__What this task involves__
Please print all of the records shown below, exactly as given.

__Information__
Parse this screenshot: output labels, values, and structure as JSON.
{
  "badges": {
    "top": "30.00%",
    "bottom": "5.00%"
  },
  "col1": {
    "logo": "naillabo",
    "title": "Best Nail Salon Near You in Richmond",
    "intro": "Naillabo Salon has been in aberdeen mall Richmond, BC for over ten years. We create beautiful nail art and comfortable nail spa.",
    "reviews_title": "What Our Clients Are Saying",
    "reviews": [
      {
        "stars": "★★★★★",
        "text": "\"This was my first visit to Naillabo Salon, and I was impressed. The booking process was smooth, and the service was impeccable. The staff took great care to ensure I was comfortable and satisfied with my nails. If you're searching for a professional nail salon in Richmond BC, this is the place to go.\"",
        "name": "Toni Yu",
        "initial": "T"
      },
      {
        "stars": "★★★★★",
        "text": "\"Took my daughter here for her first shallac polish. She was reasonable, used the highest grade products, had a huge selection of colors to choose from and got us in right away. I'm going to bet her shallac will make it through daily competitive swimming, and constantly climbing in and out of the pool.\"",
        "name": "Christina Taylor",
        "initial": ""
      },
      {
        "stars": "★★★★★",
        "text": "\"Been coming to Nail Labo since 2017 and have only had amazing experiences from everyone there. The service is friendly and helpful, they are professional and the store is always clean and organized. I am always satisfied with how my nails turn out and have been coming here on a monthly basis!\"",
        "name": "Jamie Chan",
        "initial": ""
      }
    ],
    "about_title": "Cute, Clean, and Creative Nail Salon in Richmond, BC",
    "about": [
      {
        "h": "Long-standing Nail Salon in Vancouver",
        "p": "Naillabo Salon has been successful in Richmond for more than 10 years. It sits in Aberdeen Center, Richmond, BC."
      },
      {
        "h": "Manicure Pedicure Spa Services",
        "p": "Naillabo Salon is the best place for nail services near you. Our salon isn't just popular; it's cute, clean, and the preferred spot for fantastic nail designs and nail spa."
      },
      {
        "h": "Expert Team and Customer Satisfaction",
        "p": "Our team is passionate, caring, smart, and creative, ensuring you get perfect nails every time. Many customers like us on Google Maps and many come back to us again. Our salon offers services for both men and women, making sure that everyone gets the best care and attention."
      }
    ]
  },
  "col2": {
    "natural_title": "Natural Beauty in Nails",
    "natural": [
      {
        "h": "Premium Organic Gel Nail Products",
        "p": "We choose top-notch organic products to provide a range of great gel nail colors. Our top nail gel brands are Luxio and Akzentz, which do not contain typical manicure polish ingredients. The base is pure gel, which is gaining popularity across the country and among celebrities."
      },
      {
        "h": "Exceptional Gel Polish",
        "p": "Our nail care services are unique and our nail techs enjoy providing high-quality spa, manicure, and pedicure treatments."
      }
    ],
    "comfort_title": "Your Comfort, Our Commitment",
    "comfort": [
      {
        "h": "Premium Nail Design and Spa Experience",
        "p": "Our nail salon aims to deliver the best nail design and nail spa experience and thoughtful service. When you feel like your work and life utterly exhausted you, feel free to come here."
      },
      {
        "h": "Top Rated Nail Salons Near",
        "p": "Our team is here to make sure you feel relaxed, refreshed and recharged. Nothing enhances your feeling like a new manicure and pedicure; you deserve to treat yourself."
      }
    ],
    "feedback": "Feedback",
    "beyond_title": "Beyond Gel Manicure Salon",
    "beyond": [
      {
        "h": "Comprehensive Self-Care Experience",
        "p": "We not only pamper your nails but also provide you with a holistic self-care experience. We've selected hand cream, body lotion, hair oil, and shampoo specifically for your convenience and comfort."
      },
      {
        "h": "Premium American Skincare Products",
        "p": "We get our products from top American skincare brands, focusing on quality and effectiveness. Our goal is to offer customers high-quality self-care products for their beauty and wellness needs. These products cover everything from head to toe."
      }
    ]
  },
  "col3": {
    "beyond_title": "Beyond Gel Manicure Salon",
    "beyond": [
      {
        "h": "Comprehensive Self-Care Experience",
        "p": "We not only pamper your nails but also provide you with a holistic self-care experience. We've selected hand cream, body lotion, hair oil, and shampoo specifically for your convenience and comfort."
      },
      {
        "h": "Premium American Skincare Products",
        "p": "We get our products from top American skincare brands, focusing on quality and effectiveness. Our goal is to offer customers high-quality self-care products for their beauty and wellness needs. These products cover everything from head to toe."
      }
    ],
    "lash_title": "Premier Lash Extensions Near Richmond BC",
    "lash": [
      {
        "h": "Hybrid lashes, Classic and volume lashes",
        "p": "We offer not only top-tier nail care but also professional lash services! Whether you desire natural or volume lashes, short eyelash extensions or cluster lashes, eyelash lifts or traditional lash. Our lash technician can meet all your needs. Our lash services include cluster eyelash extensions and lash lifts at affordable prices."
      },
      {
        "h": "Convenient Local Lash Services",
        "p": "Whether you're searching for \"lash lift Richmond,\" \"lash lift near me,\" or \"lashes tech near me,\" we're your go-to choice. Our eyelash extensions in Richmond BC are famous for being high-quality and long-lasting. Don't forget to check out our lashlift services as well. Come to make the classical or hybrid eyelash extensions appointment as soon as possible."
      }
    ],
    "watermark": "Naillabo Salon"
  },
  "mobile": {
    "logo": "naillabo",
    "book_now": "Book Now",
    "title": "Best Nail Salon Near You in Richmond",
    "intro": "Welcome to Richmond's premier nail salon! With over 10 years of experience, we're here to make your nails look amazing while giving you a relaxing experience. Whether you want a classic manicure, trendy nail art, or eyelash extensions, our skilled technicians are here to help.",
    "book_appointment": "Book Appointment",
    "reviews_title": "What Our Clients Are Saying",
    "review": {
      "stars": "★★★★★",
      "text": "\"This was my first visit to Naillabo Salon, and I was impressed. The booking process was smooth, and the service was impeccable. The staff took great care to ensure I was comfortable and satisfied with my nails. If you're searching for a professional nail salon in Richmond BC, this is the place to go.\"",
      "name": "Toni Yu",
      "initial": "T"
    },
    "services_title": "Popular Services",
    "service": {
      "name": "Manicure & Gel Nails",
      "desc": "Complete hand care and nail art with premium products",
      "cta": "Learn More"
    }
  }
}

__Result__
Parse this screenshot: output labels, values, and structure as JSON.
{
  "badges": {
    "top": "30.00%",
    "bottom": "5.00%"
  },
  "col1": {
    "logo": "naillabo",
    "title": "Best Nail Salon Near You in Richmond",
    "intro": "Naillabo Salon has been in aberdeen mall Richmond, BC for over ten years. We create beautiful nail art and comfortable nail spa.",
    "reviews_title": "What Our Clients Are Saying",
    "reviews": [
      {
        "stars": "★★★★★",
        "text": "\"This was my first visit to Naillabo Salon, and I was impressed. The booking process was smooth, and the service was impeccable. The staff took great care to ensure I was comfortable and satisfied with my nails. If you're searching for a professional nail salon in Richmond BC, this is the place to go.\"",
        "name": "Toni Yu",
        "initial": "T"
      },
      {
        "stars": "★★★★★",
        "text": "\"Took my daughter here for her first shallac polish. She was reasonable, used the highest grade products, had a huge selection of colors to choose from and got us in right away. I'm going to bet her shallac will make it through daily competitive swimming, and constantly climbing in and out of the pool.\"",
        "name": "Christina Taylor",
        "initial": ""
      },
      {
        "stars": "★★★★★",
        "text": "\"Been coming to Nail Labo since 2017 and have only had amazing experiences from everyone there. The service is friendly and helpful, they are professional and the store is always clean and organized. I am always satisfied with how my nails turn out and have been coming here on a monthly basis!\"",
        "name": "Jamie Chan",
        "initial": ""
      }
    ],
    "about_title": "Cute, Clean, and Creative Nail Salon in Richmond, BC",
    "about": [
      {
        "h": "Long-standing Nail Salon in Vancouver",
        "p": "Naillabo Salon has been successful in Richmond for more than 10 years. It sits in Aberdeen Center, Richmond, BC."
      },
      {
        "h": "Manicure Pedicure Spa Services",
        "p": "Naillabo Salon is the best place for nail services near you. Our salon isn't just popular; it's cute, clean, and the preferred spot for fantastic nail designs and nail spa."
      },
      {
        "h": "Expert Team and Customer Satisfaction",
        "p": "Our team is passionate, caring, smart, and creative, ensuring you get perfect nails every time. Many customers like us on Google Maps and many come back to us again. Our salon offers services for both men and women, making sure that everyone gets the best care and attention."
      }
    ]
  },
  "col2": {
    "natural_title": "Natural Beauty in Nails",
    "natural": [
      {
        "h": "Premium Organic Gel Nail Products",
        "p": "We choose top-notch organic products to provide a range of great gel nail colors. Our top nail gel brands are Luxio and Akzentz, which do not contain typical manicure polish ingredients. The base is pure gel, which is gaining popularity across the country and among celebrities."
      },
      {
        "h": "Exceptional Gel Polish",
        "p": "Our nail care services are unique and our nail techs enjoy providing high-quality spa, manicure, and pedicure treatments."
      }
    ],
    "comfort_title": "Your Comfort, Our Commitment",
    "comfort": [
      {
        "h": "Premium Nail Design and Spa Experience",
        "p": "Our nail salon aims to deliver the best nail design and nail spa experience and thoughtful service. When you feel like your work and life utterly exhausted you, feel free to come here."
      },
      {
        "h": "Top Rated Nail Salons Near",
        "p": "Our team is here to make sure you feel relaxed, refreshed and recharged. Nothing enhances your feeling like a new manicure and pedicure; you deserve to treat yourself."
      }
    ],
    "feedback": "Feedback",
    "beyond_title": "Beyond Gel Manicure Salon",
    "beyond": [
      {
        "h": "Comprehensive Self-Care Experience",
        "p": "We not only pamper your nails but also provide you with a holistic self-care experience. We've selected hand cream, body lotion, hair oil, and shampoo specifically for your convenience and comfort."
      },
      {
        "h": "Premium American Skincare Products",
        "p": "We get our products from top American skincare brands, focusing on quality and effectiveness. Our goal is to offer customers high-quality self-care products for their beauty and wellness needs. These products cover everything from head to toe."
      }
    ]
  },
  "col3": {
    "beyond_title": "Beyond Gel Manicure Salon",
    "beyond": [
      {
        "h": "Comprehensive Self-Care Experience",
        "p": "We not only pamper your nails but also provide you with a holistic self-care experience. We've selected hand cream, body lotion, hair oil, and shampoo specifically for your convenience and comfort."
      },
      {
        "h": "Premium American Skincare Products",
        "p": "We get our products from top American skincare brands, focusing on quality and effectiveness. Our goal is to offer customers high-quality self-care products for their beauty and wellness needs. These products cover everything from head to toe."
      }
    ],
    "lash_title": "Premier Lash Extensions Near Richmond BC",
    "lash": [
      {
        "h": "Hybrid lashes, Classic and volume lashes",
        "p": "We offer not only top-tier nail care but also professional lash services! Whether you desire natural or volume lashes, short eyelash extensions or cluster lashes, eyelash lifts or traditional lash. Our lash technician can meet all your needs. Our lash services include cluster eyelash extensions and lash lifts at affordable prices."
      },
      {
        "h": "Convenient Local Lash Services",
        "p": "Whether you're searching for \"lash lift Richmond,\" \"lash lift near me,\" or \"lashes tech near me,\" we're your go-to choice. Our eyelash extensions in Richmond BC are famous for being high-quality and long-lasting. Don't forget to check out our lashlift services as well. Come to make the classical or hybrid eyelash extensions appointment as soon as possible."
      }
    ],
    "watermark": "Naillabo Salon"
  },
  "mobile": {
    "logo": "naillabo",
    "book_now": "Book Now",
    "title": "Best Nail Salon Near You in Richmond",
    "intro": "Welcome to Richmond's premier nail salon! With over 10 years of experience, we're here to make your nails look amazing while giving you a relaxing experience. Whether you want a classic manicure, trendy nail art, or eyelash extensions, our skilled technicians are here to help.",
    "book_appointment": "Book Appointment",
    "reviews_title": "What Our Clients Are Saying",
    "review": {
      "stars": "★★★★★",
      "text": "\"This was my first visit to Naillabo Salon, and I was impressed. The booking process was smooth, and the service was impeccable. The staff took great care to ensure I was comfortable and satisfied with my nails. If you're searching for a professional nail salon in Richmond BC, this is the place to go.\"",
      "name": "Toni Yu",
      "initial": "T"
    },
    "services_title": "Popular Services",
    "service": {
      "name": "Manicure & Gel Nails",
      "desc": "Complete hand care and nail art with premium products",
      "cta": "Learn More"
    }
  }
}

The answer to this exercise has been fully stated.